That’s quite some time. What are the major concerns when translating a text such as the Bible?
“The two concerns with every new Bible translation are accuracy and readability, or communicativeness. So we are of course building on the existing translations; we are especially inspired by the Bible of Kralice which is beautiful in its literary approach. At the same time, of course, there are quite a few changes, especially in the Old Testament where we drew on the latest findings in the field of Biblical studies.”
What kind of reactions have you had from the readers, and especially from the Catholic Church? Do they like the new translation?
“Well, we first published the New Testament in our translation ten years
ago and it became quite popular. The proof of the pudding is in the eating,
and there are about 100,000 copies of the New Testament in circulation, so
the reception in fact exceeded our expectations. When it comes to the
complete Bible, it was just published yesterday but we have already had
some very positive reviews from a whole range of Czech churches and various
universities and seminaries, including Catholic and Protestant. And we also
got some warm responses from the Jewish Community in Prague as well.”
Growing concern over plight of leading Chinese investor in the Czech Republic
President Zeman’s Chinese advisor arrested
Controversial Russian gas pipeline makes Czech progress

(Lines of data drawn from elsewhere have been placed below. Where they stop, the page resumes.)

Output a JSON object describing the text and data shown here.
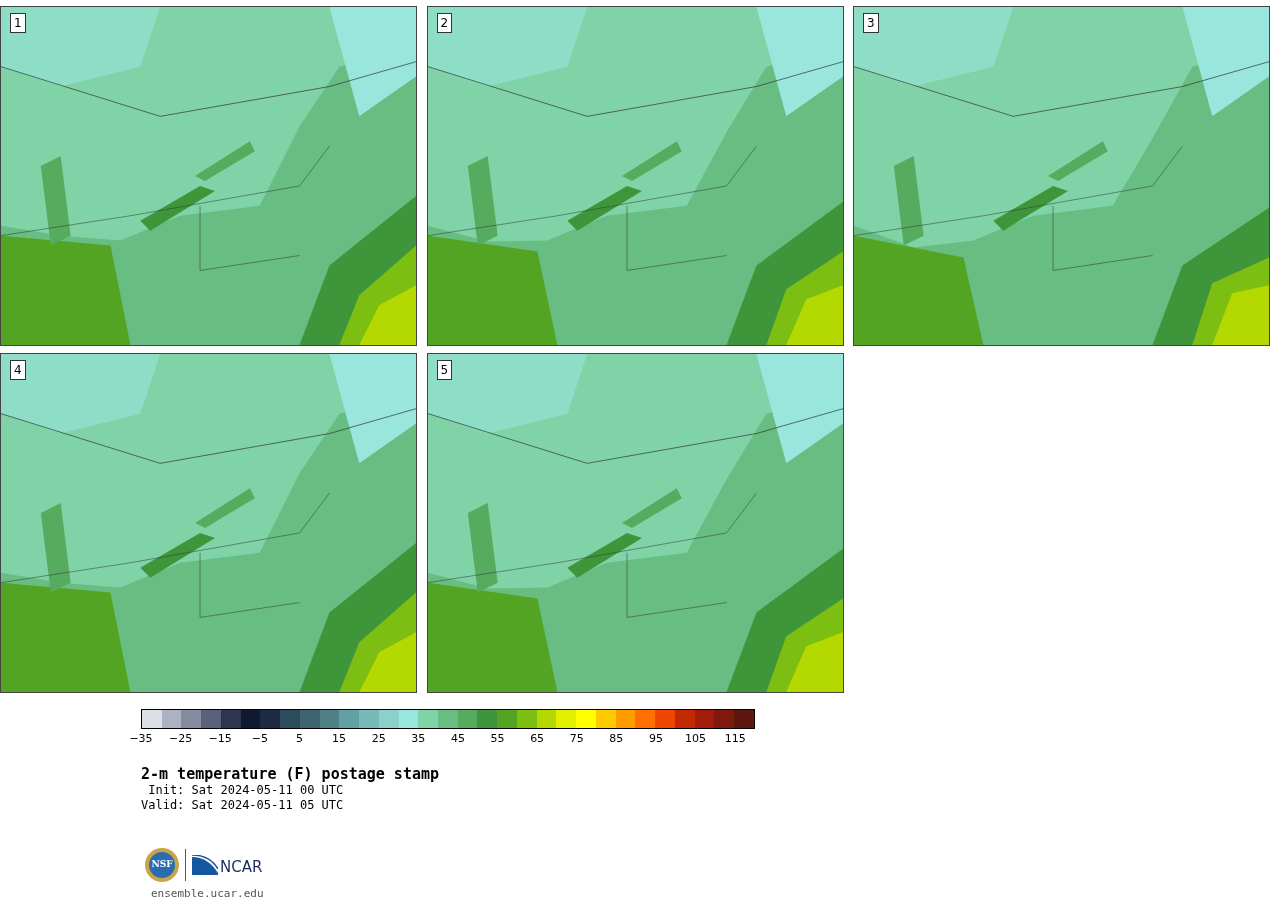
{
  "maps": [
    {
      "label": "1"
    },
    {
      "label": "2"
    },
    {
      "label": "3"
    },
    {
      "label": "4"
    },
    {
      "label": "5"
    }
  ],
  "colorbar": {
    "swatches": [
      {
        "color": "#dcdfe6"
      },
      {
        "color": "#adb2c1"
      },
      {
        "color": "#858c9f"
      },
      {
        "color": "#5a627b"
      },
      {
        "color": "#2d3550"
      },
      {
        "color": "#0f1a30"
      },
      {
        "color": "#1c2b45"
      },
      {
        "color": "#2e4b5c"
      },
      {
        "color": "#3e6472"
      },
      {
        "color": "#4e8085"
      },
      {
        "color": "#61a0a5"
      },
      {
        "color": "#77b9b7"
      },
      {
        "color": "#8ad1c9"
      },
      {
        "color": "#98e6dc"
      },
      {
        "color": "#7fd3a7"
      },
      {
        "color": "#67bd82"
      },
      {
        "color": "#56ab5f"
      },
      {
        "color": "#3f963a"
      },
      {
        "color": "#54a423"
      },
      {
        "color": "#7dbe12"
      },
      {
        "color": "#b4d900"
      },
      {
        "color": "#e2f000"
      },
      {
        "color": "#ffff00"
      },
      {
        "color": "#ffca00"
      },
      {
        "color": "#ff9e00"
      },
      {
        "color": "#ff7000"
      },
      {
        "color": "#ee4800"
      },
      {
        "color": "#c32900"
      },
      {
        "color": "#a11c0a"
      },
      {
        "color": "#7e190c"
      },
      {
        "color": "#5e170e"
      }
    ],
    "tick_labels": [
      "−35",
      "−25",
      "−15",
      "−5",
      "5",
      "15",
      "25",
      "35",
      "45",
      "55",
      "65",
      "75",
      "85",
      "95",
      "105",
      "115"
    ]
  },
  "title": "2-m temperature (F) postage stamp",
  "init": " Init: Sat 2024-05-11 00 UTC",
  "valid": "Valid: Sat 2024-05-11 05 UTC",
  "logo": {
    "left": "NSF",
    "right": "NCAR"
  },
  "url": "ensemble.ucar.edu"
}
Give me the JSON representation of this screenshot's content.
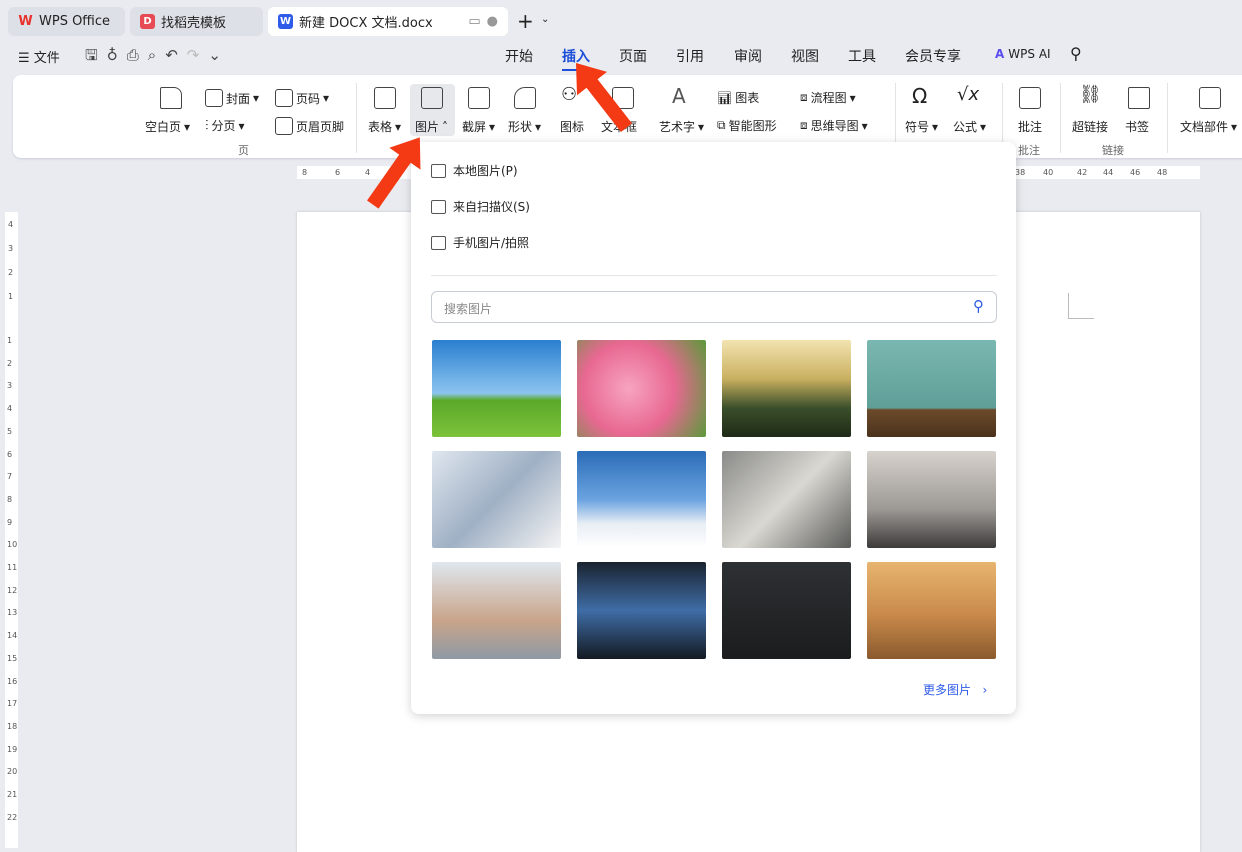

Jan Masaryk’s mysterious death – a “last nail” in the coffin of democracy in 1948
Czech average monthly wages pass 30,000 crown mark for first time